Green Left Weekly (Australia) | October 27, 2004
SOUTH KOREA: Indefinite general strike planned
Ignoring months of workers’ resistance, the cabinet of President Noh Moo-Hyun’s government finalised a bill on October 19 that will seriously restrict public sector workers’ rights to organise and bargain collectively. In response, the Korean Government Employees Union (KGEU), which the government has had declared illegal, announced it would launch an indefinite general strike from November 1.
Union members will vote on October 27-28 to confirm or reject the general strike proposal.
According to Chosun Ilbo on October 19, the Korean Confederation of Trade Unions (KCTU), the Teachers Union and a medical sector union immediately declared their intention to join the general strike.
The cabinet decision means that public sector workers below a “level 6” ranking would be allowed to bargain collectively, but would be banned from striking or “engaging in political activities”. Other public servants, including firefighters, soldiers, police and diplomats will be banned from even belonging to a union.
The government’s definition of “political” includes any problem not directly connected to workplace issues. Such “non-bargainable” matters will include ordinances, regulations and the government budget, according to a cabinet announcement. Furthermore, the cabinet rules out accepting even striking as a bargaining tactic, let alone viewing favourably striking in solidarity with workers of other industries or on major social issues.

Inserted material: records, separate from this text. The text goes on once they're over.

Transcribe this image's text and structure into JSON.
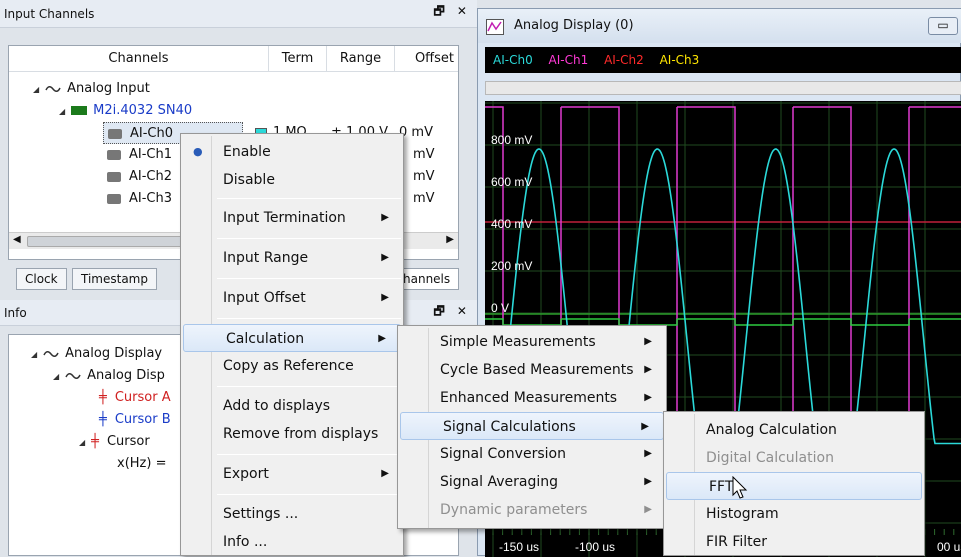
{
  "input_panel": {
    "title": "Input Channels",
    "controls": "🗗 ✕",
    "columns": [
      "Channels",
      "Term",
      "Range",
      "Offset"
    ],
    "tree": {
      "root": "Analog Input",
      "device": "M2i.4032 SN40",
      "channels": [
        "AI-Ch0",
        "AI-Ch1",
        "AI-Ch2",
        "AI-Ch3"
      ]
    },
    "row0": {
      "term": "1 MΩ",
      "range": "± 1.00 V",
      "offset": "0 mV"
    },
    "offset_unit": "mV",
    "tabs": [
      "Clock",
      "Timestamp",
      "hannels"
    ]
  },
  "info_panel": {
    "title": "Info",
    "controls": "🗗 ✕",
    "tree": {
      "root": "Analog Display",
      "child": "Analog Disp",
      "cursor_a": "Cursor A",
      "cursor_b": "Cursor B",
      "cursor_c": "Cursor",
      "xhz": "x(Hz) ="
    }
  },
  "display": {
    "title": "Analog Display (0)",
    "channels": [
      {
        "name": "AI-Ch0",
        "color": "#2bd9d9"
      },
      {
        "name": "AI-Ch1",
        "color": "#ff3ad6"
      },
      {
        "name": "AI-Ch2",
        "color": "#ff2a2a"
      },
      {
        "name": "AI-Ch3",
        "color": "#ffe600"
      }
    ],
    "y_labels": [
      "800 mV",
      "600 mV",
      "400 mV",
      "200 mV",
      "0 V"
    ],
    "x_labels": [
      "-150 us",
      "-100 us",
      "00 us"
    ]
  },
  "context_menu": {
    "items": [
      "Enable",
      "Disable",
      "Input Termination",
      "Input Range",
      "Input Offset",
      "Calculation",
      "Copy as Reference",
      "Add to displays",
      "Remove from displays",
      "Export",
      "Settings ...",
      "Info ..."
    ]
  },
  "calc_menu": {
    "items": [
      "Simple Measurements",
      "Cycle Based Measurements",
      "Enhanced Measurements",
      "Signal Calculations",
      "Signal Conversion",
      "Signal Averaging",
      "Dynamic parameters"
    ]
  },
  "signal_menu": {
    "items": [
      "Analog Calculation",
      "Digital Calculation",
      "FFT",
      "Histogram",
      "FIR Filter"
    ]
  }
}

On October 10, the KGEU organised a “cultural competition”-cum-union rally at a university campus in Seoul. The event, in reality a union rally, incorporated cultural elements to reduce the police’s excuses for banning it. Expecting possible repression, the union refrained from announcing publicly where the venue will be, prompting riot police to guard all the suspected campuses.
Then at 9pm on October 9, when 1500 KGEU members who had previously gathered at a nearby subway station emerged and tried to enter the rally site at Kunkook University, the police tried to stop them by force. At least 10 union members were injured and 40 others were detained. It was 20 hours before they were released. Despite the repression, some 1000 unionists still managed to reach the rally site. The organisers declared the union event open 30 minutes past midnight. Participants spent the night at the venue and launched the official rally at 10 the next morning.
When unionists tried to leave the venue after the event, the police attempted to stop them. But the police barricade was breached and the unionists went to an afternoon rally organised by the KCTU and the Federation of Korean Trade Unions (FKTU). The protest was attempting to stop the government offensive to casualise more workers, while limiting the rights of casual and part-time workers.
Meanwhile, at an October 8 joint press conference, the KCTU and FKTU announced they would launch a joint struggle on three pressing labour issues: supporting the right of public sector workers to organise; resisting the casualisation of the workforce, and fighting the negotiations for a free trade agreement (FTA) between South Korea and Japan. The sixth round of talks on the FTA is to take place in early November.
Many trade union and social organisations have worked together in recent months to stop the FTA, arguing that it will result in the abolition of more regulations protecting workers rights, and more privatisation of public services. They also say the average citizens’ access to medical treatment and drugs will also be undermined by the FTA’s excuse to “protect” intellectual property rights.
The two union federations announced on October 8 their intention to call for a general strike to press for the three key demands, and will seek members’ endorsement between October 25 and November 11 in a series of local and regional ballots.